On Friday 23 November 2018, the French President hosted a meeting with Mr Felwine Sarr, Professor at Gaston Berger University, Saint-Louis (Senegal) and Ms Bénédicte Savoy, Professor at the Technical University of Berlin (Germany) and holder of an international chair at the Collège de France, on the occasion of the submission of their report on “The Restitution of African Cultural Heritage. Towards a New Relational Ethics”.
The President commissioned the report in March, following his speech at the University of Ouagadougou on 28 November 2017, in which he expressed the wish that, “within five years, the conditions will exist for temporary or definitive returns of African heritage to Africa”. The President welcomed work of remembrance on colonization, which provides new clarification on the circumstances of “heritage seizures” and the specific characteristics of the African heritage case.
When the report was submitted, the President entrusted the Minister of Culture and the Minister for Europe and Foreign Affairs with responsibility for taking the next steps, which are decisive for achieving the goal set for the initiative: for young Africans to have access in Africa and no longer just in Europe to their own heritage and humanity’s common heritage. In line with his commitment, the President would like all possible forms of movement of these works to be considered: restitutions, but also exhibitions, loans, storage, cooperation projects etc.
The President has invited museums to play a key role in this process: to identify African partners, organize the possible restitution, movement and dissemination of works, and take the necessary means – with the cooperation of teachers and researchers specialized in this field – to swiftly create and put online an inventory of the African collections they hold, including systematic research into origins. The need for in-depth work with other European countries that hold collections of the same nature acquired in similar circumstances was also emphasized.
Consistent with the initiative undertaken, and at the proposal of the Musée du Quai Branly-Jacques Chirac and the Ministry of Culture, the President has decided to immediately return 26 works claimed by the authorities in Benin, looted by General Dodds from [King] Behanzin’s palace following the bloody fighting of 1892. These works will be able to be displayed to the Beninese and international public as part of the ambitious museums plan presented by the Republic of Benin. He thanks the Musée du Quai Branly-Jacques Chirac for supporting this restitution. Operational and, if necessary, legislative measures will be taken to ensure the works can return to Benin, together with the expertise of the museum, which has conserved them until now.

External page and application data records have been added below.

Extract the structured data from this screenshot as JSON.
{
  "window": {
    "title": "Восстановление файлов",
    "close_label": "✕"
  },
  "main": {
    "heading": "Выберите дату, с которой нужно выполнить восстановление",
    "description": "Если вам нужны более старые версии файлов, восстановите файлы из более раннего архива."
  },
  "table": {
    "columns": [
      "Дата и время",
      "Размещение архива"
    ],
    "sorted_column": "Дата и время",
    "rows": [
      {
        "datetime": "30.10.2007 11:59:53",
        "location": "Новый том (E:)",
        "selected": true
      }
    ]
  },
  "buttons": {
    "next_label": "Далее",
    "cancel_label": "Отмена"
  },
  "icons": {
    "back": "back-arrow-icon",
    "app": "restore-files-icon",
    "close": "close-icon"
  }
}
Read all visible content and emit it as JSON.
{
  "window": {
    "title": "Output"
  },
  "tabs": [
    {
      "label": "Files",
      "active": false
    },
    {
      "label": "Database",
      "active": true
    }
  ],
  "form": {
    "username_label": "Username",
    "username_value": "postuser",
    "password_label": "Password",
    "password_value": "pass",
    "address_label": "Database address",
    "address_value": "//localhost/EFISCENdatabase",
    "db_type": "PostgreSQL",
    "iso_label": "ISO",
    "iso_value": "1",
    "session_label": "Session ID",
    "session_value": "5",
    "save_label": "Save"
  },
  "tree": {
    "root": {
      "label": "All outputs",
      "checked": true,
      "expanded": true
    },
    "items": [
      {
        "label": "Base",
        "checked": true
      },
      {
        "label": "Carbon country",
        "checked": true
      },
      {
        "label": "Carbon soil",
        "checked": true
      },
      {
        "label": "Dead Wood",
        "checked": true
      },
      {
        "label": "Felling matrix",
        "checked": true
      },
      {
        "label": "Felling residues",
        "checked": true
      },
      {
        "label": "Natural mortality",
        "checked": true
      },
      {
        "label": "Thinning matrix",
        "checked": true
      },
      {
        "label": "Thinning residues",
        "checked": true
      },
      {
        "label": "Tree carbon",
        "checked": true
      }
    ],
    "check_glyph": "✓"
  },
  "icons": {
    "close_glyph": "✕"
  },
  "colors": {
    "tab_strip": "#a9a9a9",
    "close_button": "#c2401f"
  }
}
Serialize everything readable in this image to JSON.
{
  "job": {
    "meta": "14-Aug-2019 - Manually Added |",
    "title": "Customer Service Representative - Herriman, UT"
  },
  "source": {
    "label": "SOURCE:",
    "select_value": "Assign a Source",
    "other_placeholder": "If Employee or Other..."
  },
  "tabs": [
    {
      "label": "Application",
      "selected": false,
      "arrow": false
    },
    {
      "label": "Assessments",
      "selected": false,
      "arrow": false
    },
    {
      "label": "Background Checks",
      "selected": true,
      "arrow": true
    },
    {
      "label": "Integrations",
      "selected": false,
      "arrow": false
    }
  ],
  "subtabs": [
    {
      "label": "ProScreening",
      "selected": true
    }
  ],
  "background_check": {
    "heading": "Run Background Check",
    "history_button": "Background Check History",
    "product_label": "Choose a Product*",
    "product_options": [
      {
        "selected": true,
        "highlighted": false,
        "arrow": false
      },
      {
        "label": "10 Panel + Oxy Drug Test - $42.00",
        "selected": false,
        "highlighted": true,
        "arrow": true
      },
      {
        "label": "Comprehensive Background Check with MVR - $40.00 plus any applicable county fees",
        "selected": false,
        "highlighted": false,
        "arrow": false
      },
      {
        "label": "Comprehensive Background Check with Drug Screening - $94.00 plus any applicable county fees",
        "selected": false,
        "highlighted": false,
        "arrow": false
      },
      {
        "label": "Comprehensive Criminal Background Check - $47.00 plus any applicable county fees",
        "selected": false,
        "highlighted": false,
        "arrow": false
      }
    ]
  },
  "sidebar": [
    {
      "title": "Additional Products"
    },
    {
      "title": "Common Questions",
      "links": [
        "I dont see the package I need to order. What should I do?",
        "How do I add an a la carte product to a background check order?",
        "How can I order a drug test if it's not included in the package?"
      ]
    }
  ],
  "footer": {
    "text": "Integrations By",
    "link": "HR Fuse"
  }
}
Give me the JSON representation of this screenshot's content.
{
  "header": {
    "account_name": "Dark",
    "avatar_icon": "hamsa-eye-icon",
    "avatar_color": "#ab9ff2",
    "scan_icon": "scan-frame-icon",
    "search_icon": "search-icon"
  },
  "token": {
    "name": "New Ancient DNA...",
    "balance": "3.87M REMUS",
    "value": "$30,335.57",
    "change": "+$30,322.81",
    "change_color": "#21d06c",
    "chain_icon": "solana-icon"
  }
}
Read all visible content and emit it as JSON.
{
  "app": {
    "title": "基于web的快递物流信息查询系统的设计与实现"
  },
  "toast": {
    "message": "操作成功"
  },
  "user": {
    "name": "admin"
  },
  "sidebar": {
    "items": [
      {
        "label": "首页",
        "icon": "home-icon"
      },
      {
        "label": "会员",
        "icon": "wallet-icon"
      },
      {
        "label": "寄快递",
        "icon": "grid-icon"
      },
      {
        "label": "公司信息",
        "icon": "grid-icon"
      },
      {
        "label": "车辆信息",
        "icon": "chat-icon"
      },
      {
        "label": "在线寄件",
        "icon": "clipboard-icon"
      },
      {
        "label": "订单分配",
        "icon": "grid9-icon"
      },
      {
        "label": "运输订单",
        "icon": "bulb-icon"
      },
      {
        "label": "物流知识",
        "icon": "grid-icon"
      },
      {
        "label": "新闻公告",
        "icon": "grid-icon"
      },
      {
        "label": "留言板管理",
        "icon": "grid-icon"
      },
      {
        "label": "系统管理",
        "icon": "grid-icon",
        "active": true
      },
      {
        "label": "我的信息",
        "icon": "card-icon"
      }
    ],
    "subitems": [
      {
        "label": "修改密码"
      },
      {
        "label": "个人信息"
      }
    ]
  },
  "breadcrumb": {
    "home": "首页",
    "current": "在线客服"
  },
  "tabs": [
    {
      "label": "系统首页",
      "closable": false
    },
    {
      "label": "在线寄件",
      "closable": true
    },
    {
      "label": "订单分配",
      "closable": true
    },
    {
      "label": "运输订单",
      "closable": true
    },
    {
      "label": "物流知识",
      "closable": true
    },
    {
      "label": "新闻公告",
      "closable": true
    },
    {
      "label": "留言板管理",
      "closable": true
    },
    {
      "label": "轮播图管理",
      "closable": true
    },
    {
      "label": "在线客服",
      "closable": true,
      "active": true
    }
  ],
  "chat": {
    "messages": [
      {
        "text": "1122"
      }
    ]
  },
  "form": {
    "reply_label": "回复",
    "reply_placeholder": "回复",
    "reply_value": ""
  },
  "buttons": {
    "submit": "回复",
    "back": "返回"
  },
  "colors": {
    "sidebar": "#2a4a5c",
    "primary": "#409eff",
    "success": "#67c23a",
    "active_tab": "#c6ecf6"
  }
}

The President proposes convening all the African and European partners in Paris in the first quarter of 2019 to build, together, this new relationship and policy of exchanges. Directly in line with his speeches in Athens, Abu Dhabi and Algiers, the President recalled his desire to implement a heritage policy geared to the future, based on a search for the universal and the inclusion of works of art in humanity’s common heritage.